So the question is - what can street artist do to protect their works? They may attempt to claim “moral rights” to their work established by the Visual Artists Rights Act. Under VARA, the artists may claim that it is unfair for their pieces to be removed, displayed, destroyed and distributed by third parties without their permission. However, things are not simple here either. Although Visual Artists Rights Act provides additional rights to the artists, regardless of the physical ownership of the work, illicit street art does not qualify for VARA protection. Currently, the only thing street artists can do to stop the sales of their public works is to refuse to authenticate them. The lack of authentication means that many auction houses would refuse to sell these pieces and not many collectors would be eager to buy them without a certificate. In the end, street art is site-specific and it was never meant to become a commodity and enter private collections. Street artists who refuse to sign and authenticate their pieces can save them from entering the market, and ultimately this is why Banksy founded his infamous Pest Control committee.
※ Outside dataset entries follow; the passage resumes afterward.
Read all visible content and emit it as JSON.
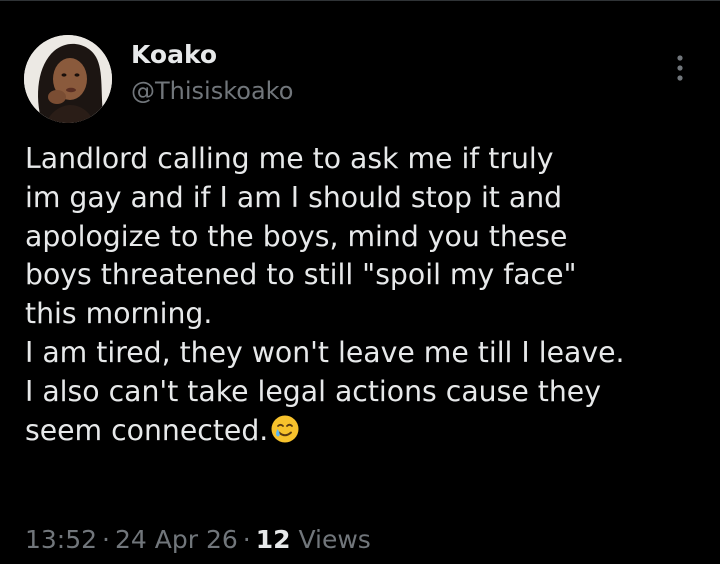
{
  "tweet": {
    "author": {
      "display_name": "Koako",
      "handle": "@Thisiskoako",
      "avatar_icon": "profile-photo"
    },
    "more_icon": "more-vertical-icon",
    "text": "Landlord calling me to ask me if truly\nim gay and if I am I should stop it and\napologize to the boys, mind you these\nboys threatened to still \"spoil my face\"\nthis morning.\nI am tired, they won't leave me till I leave.\nI also can't take legal actions cause they\nseem connected.",
    "emoji": "smiling-face-with-tear",
    "meta": {
      "time": "13:52",
      "separator": "·",
      "date": "24 Apr 26",
      "views_count": "12",
      "views_label": "Views"
    }
  },
  "colors": {
    "background": "#000000",
    "primary_text": "#e7e9ea",
    "secondary_text": "#71767b",
    "divider": "#2f3336"
  }
}
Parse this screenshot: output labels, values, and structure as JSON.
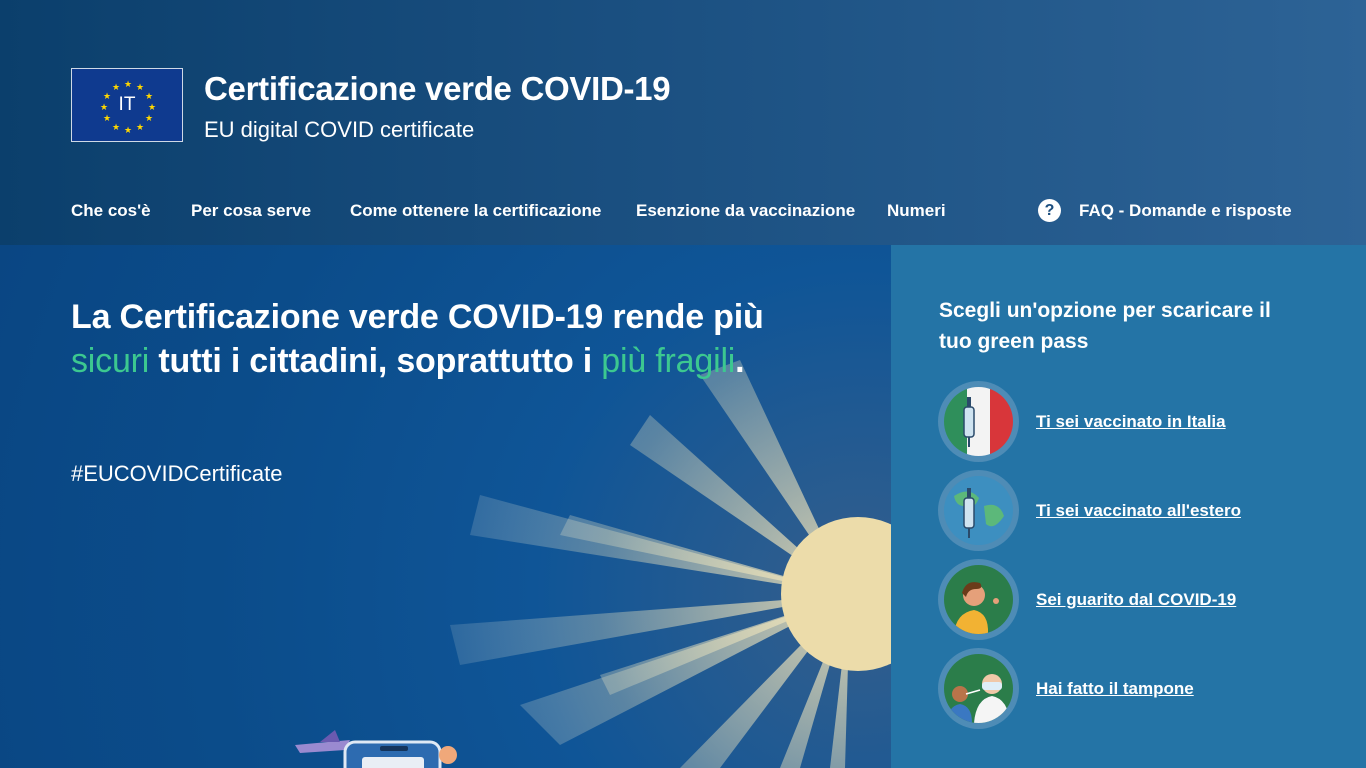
{
  "header": {
    "logo_text": "IT",
    "title": "Certificazione verde COVID-19",
    "subtitle": "EU digital COVID certificate"
  },
  "nav": {
    "items": [
      "Che cos'è",
      "Per cosa serve",
      "Come ottenere la certificazione",
      "Esenzione da vaccinazione",
      "Numeri"
    ],
    "faq_label": "FAQ - Domande e risposte",
    "faq_icon": "question-circle-icon"
  },
  "hero": {
    "headline_1": "La Certificazione verde COVID-19 rende più ",
    "headline_green_1": "sicuri",
    "headline_2": " tutti i cittadini, soprattutto i ",
    "headline_green_2": "più fragili",
    "headline_3": ".",
    "hashtag": "#EUCOVIDCertificate"
  },
  "panel": {
    "title": "Scegli un'opzione per scaricare il tuo green pass",
    "options": [
      {
        "label": "Ti sei vaccinato in Italia",
        "icon": "vaccine-italy-icon"
      },
      {
        "label": "Ti sei vaccinato all'estero",
        "icon": "vaccine-world-icon"
      },
      {
        "label": "Sei guarito dal COVID-19",
        "icon": "recovered-person-icon"
      },
      {
        "label": "Hai fatto il tampone",
        "icon": "swab-test-icon"
      }
    ]
  },
  "colors": {
    "accent_green": "#3cc890",
    "panel_bg": "#2474a6",
    "header_bg": "#0b3f6c"
  }
}
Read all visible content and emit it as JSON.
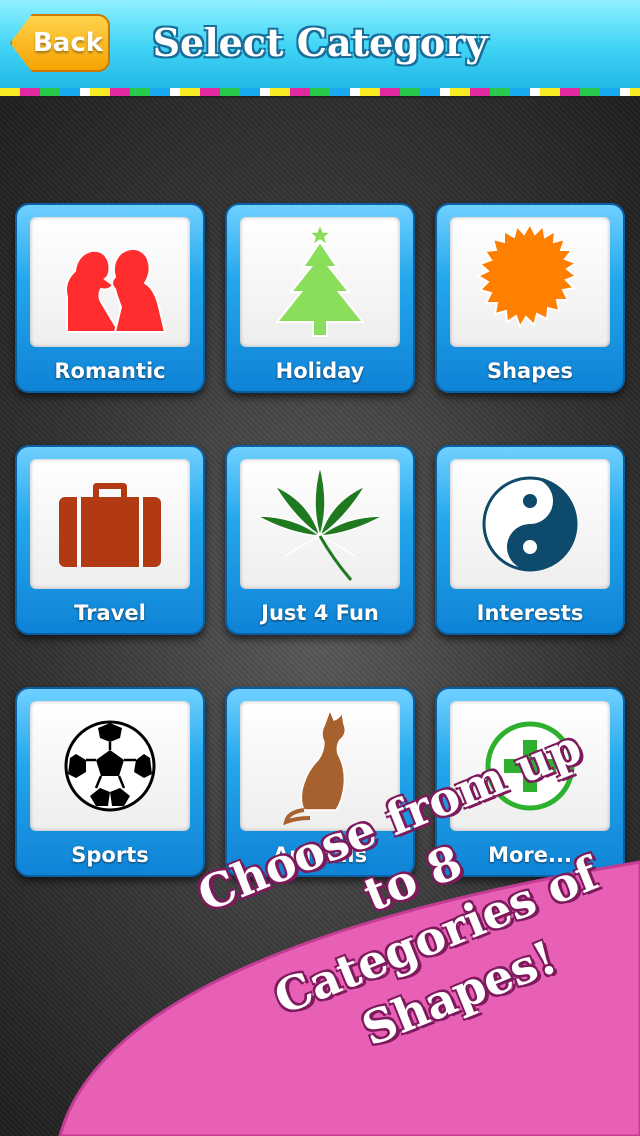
{
  "header": {
    "back_label": "Back",
    "title": "Select Category"
  },
  "categories": [
    {
      "label": "Romantic",
      "icon": "kissing-couple-icon",
      "color": "#ff2d2d"
    },
    {
      "label": "Holiday",
      "icon": "christmas-tree-icon",
      "color": "#8bde5a"
    },
    {
      "label": "Shapes",
      "icon": "starburst-icon",
      "color": "#ff7f00"
    },
    {
      "label": "Travel",
      "icon": "suitcase-icon",
      "color": "#b23a12"
    },
    {
      "label": "Just 4 Fun",
      "icon": "cannabis-leaf-icon",
      "color": "#1f7a1f"
    },
    {
      "label": "Interests",
      "icon": "yin-yang-icon",
      "color": "#0e4a6b"
    },
    {
      "label": "Sports",
      "icon": "soccer-ball-icon",
      "color": "#000000"
    },
    {
      "label": "Animals",
      "icon": "cat-icon",
      "color": "#a6612e"
    },
    {
      "label": "More...",
      "icon": "plus-circle-icon",
      "color": "#2db02d"
    }
  ],
  "promo": {
    "line1": "Choose from up to 8",
    "line2": "Categories of",
    "line3": "Shapes!",
    "color": "#e85fb6"
  }
}
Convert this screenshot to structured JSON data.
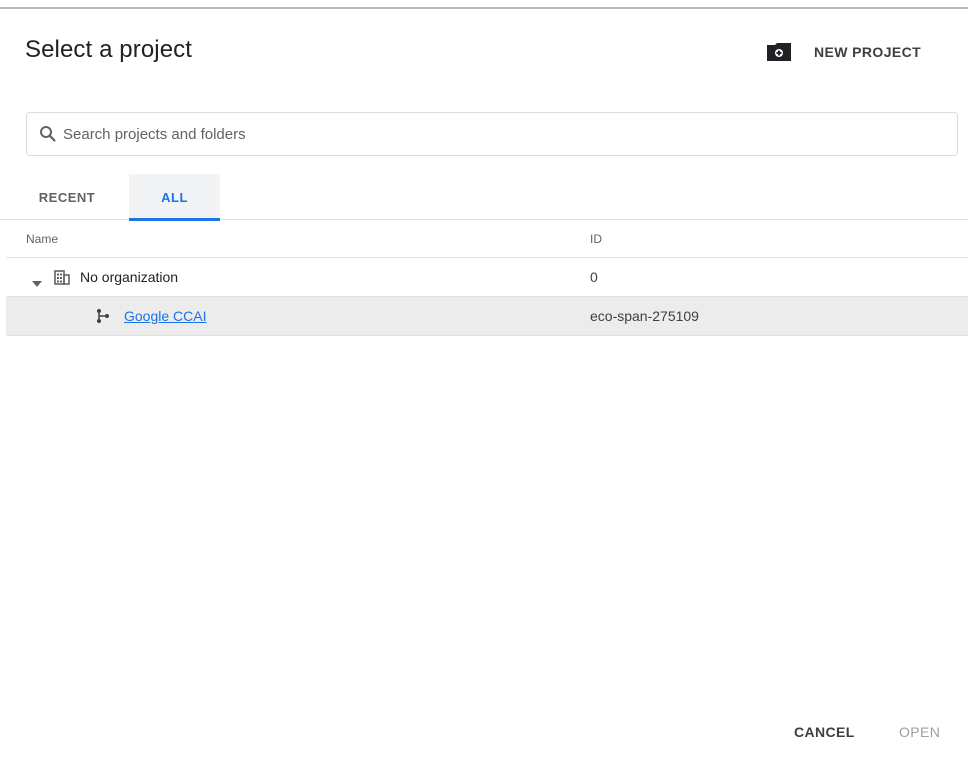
{
  "dialog": {
    "title": "Select a project",
    "new_project_label": "NEW PROJECT"
  },
  "search": {
    "placeholder": "Search projects and folders",
    "value": ""
  },
  "tabs": [
    {
      "label": "RECENT",
      "active": false
    },
    {
      "label": "ALL",
      "active": true
    }
  ],
  "table": {
    "columns": [
      "Name",
      "ID"
    ],
    "rows": [
      {
        "type": "organization",
        "name": "No organization",
        "id": "0",
        "expanded": true,
        "icon": "organization-icon"
      },
      {
        "type": "project",
        "name": "Google CCAI",
        "id": "eco-span-275109",
        "selected": true,
        "icon": "project-icon"
      }
    ]
  },
  "footer": {
    "cancel_label": "CANCEL",
    "open_label": "OPEN"
  },
  "colors": {
    "accent": "#1a73e8",
    "selected_row": "#ececec",
    "disabled_text": "#9aa0a6"
  }
}
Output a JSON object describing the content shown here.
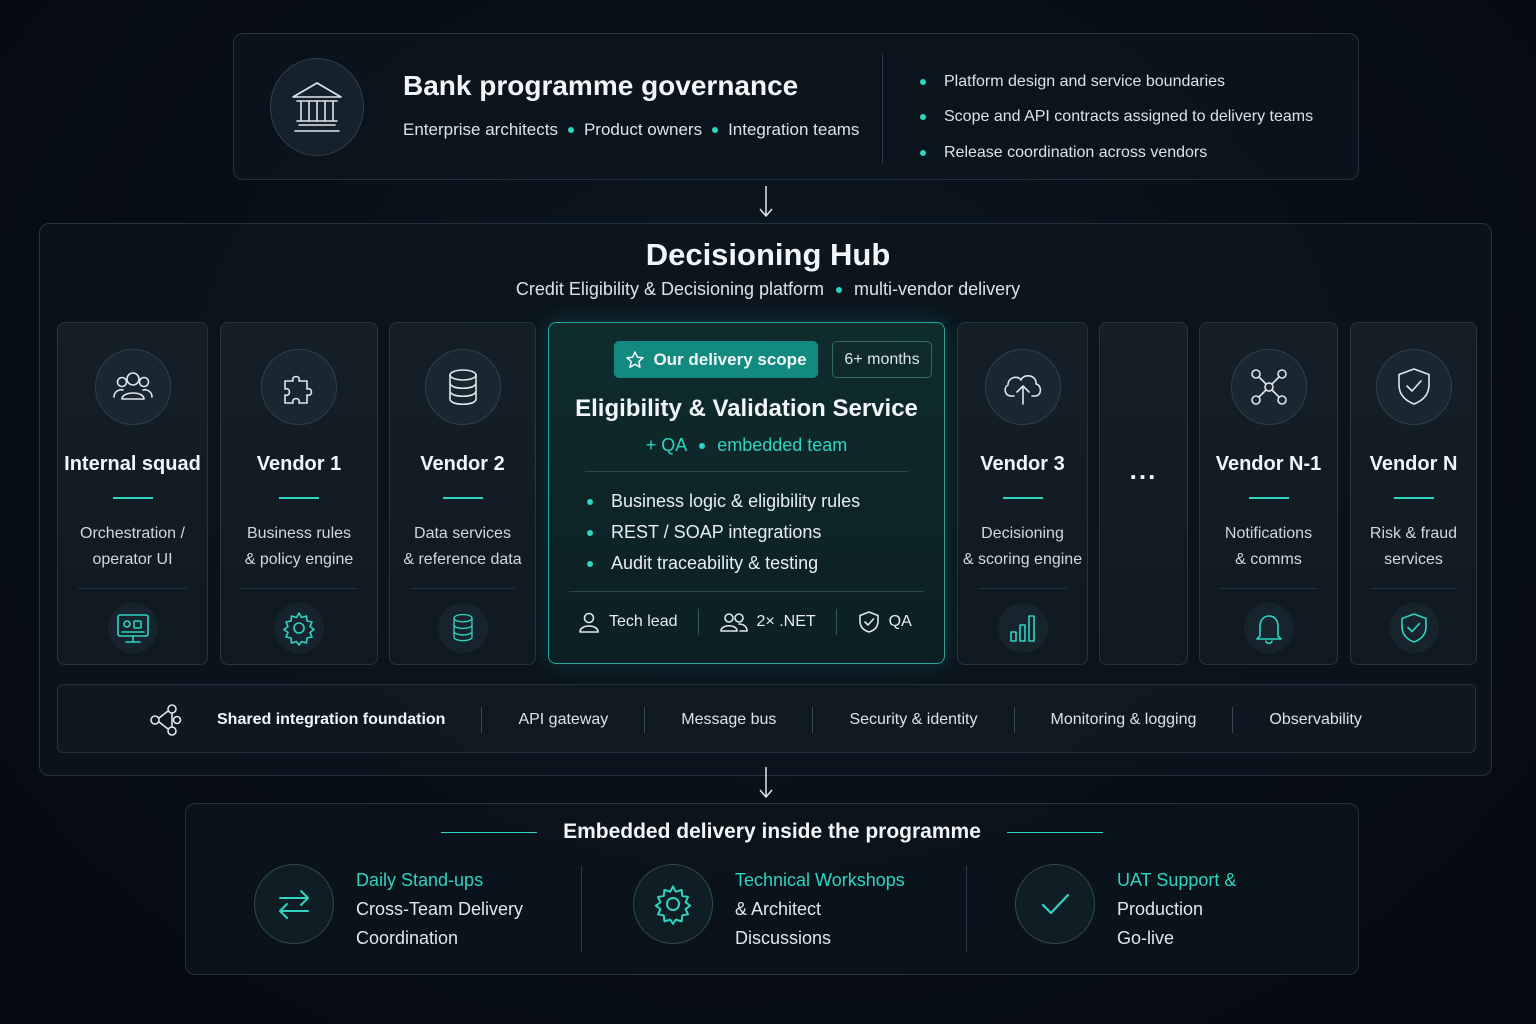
{
  "governance": {
    "title": "Bank programme governance",
    "roles": [
      "Enterprise architects",
      "Product owners",
      "Integration teams"
    ],
    "responsibilities": [
      "Platform design and service boundaries",
      "Scope and API contracts assigned to delivery teams",
      "Release coordination across vendors"
    ]
  },
  "hub": {
    "title": "Decisioning Hub",
    "subtitle_left": "Credit Eligibility & Decisioning platform",
    "subtitle_right": "multi-vendor delivery"
  },
  "cards": {
    "internal": {
      "name": "Internal squad",
      "desc1": "Orchestration /",
      "desc2": "operator UI"
    },
    "vendor1": {
      "name": "Vendor 1",
      "desc1": "Business rules",
      "desc2": "& policy engine"
    },
    "vendor2": {
      "name": "Vendor 2",
      "desc1": "Data services",
      "desc2": "& reference data"
    },
    "vendor3": {
      "name": "Vendor 3",
      "desc1": "Decisioning",
      "desc2": "& scoring engine"
    },
    "more": {
      "label": "..."
    },
    "vendorN1": {
      "name": "Vendor N-1",
      "desc1": "Notifications",
      "desc2": "& comms"
    },
    "vendorN": {
      "name": "Vendor N",
      "desc1": "Risk & fraud",
      "desc2": "services"
    }
  },
  "featured": {
    "badge": "Our delivery scope",
    "duration": "6+ months",
    "title": "Eligibility & Validation Service",
    "sub_left": "+ QA",
    "sub_right": "embedded team",
    "bullets": [
      "Business logic & eligibility rules",
      "REST / SOAP integrations",
      "Audit traceability & testing"
    ],
    "team": {
      "lead": "Tech lead",
      "devs": "2× .NET",
      "qa": "QA"
    }
  },
  "foundation": {
    "label": "Shared integration foundation",
    "items": [
      "API gateway",
      "Message bus",
      "Security & identity",
      "Monitoring & logging",
      "Observability"
    ]
  },
  "embedded": {
    "title": "Embedded delivery inside the programme",
    "items": [
      {
        "highlight": "Daily Stand-ups",
        "line1": "Cross-Team Delivery",
        "line2": "Coordination",
        "icon": "swap-arrows-icon"
      },
      {
        "highlight": "Technical Workshops",
        "line1": "& Architect",
        "line2": "Discussions",
        "icon": "gear-icon"
      },
      {
        "highlight": "UAT Support &",
        "line1": "Production",
        "line2": "Go-live",
        "icon": "checkmark-icon"
      }
    ]
  },
  "colors": {
    "accent": "#2fd4c2",
    "background": "#070d14",
    "panel_border": "#24343f"
  }
}
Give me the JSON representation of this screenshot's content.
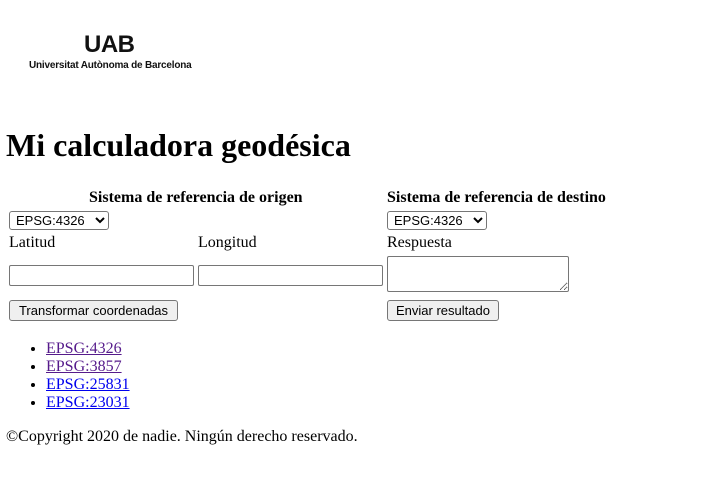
{
  "logo": {
    "mark": "UAB",
    "text": "Universitat Autònoma de Barcelona"
  },
  "page_title": "Mi calculadora geodésica",
  "origin": {
    "header": "Sistema de referencia de origen",
    "crs_selected": "EPSG:4326",
    "crs_options": [
      "EPSG:4326"
    ],
    "lat_label": "Latitud",
    "lon_label": "Longitud",
    "lat_value": "",
    "lon_value": "",
    "transform_button": "Transformar coordenadas"
  },
  "destination": {
    "header": "Sistema de referencia de destino",
    "crs_selected": "EPSG:4326",
    "crs_options": [
      "EPSG:4326"
    ],
    "answer_label": "Respuesta",
    "answer_value": "",
    "send_button": "Enviar resultado"
  },
  "epsg_links": [
    {
      "label": "EPSG:4326",
      "visited": true
    },
    {
      "label": "EPSG:3857",
      "visited": true
    },
    {
      "label": "EPSG:25831",
      "visited": false
    },
    {
      "label": "EPSG:23031",
      "visited": false
    }
  ],
  "footer": "©Copyright 2020 de nadie. Ningún derecho reservado.",
  "colors": {
    "link": "#0000ee",
    "link_visited": "#551a8b",
    "button_bg": "#efefef",
    "border": "#767676"
  }
}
Street art collected directly from the streets has an ambiguous position in the art market. There are buyers who are interested in those pieces and even more people who are trying to sell them. However, the lawful sales transactions become a problem when the work does not come with the certificate of authenticity. The expert’s certification can be helpful in some cases, but does it matter if the artist refuses to authenticate his/her work. And even experts can sometimes make mistakes. Collectors who want to avoid frauds should be really careful when it comes to the works acquired from the streets. Considering that almost all famous street artist also do a line of studio works, perhaps the best solution is to leave their street pieces where they belong and to collect those artworks that were meant to be collected. From the ethical point of view, it is a good decision, and you can always be confident that you’re buying an authentic piece.
Featured image: Banksy - Art Buff in Miami. All images used for illustrative purposes.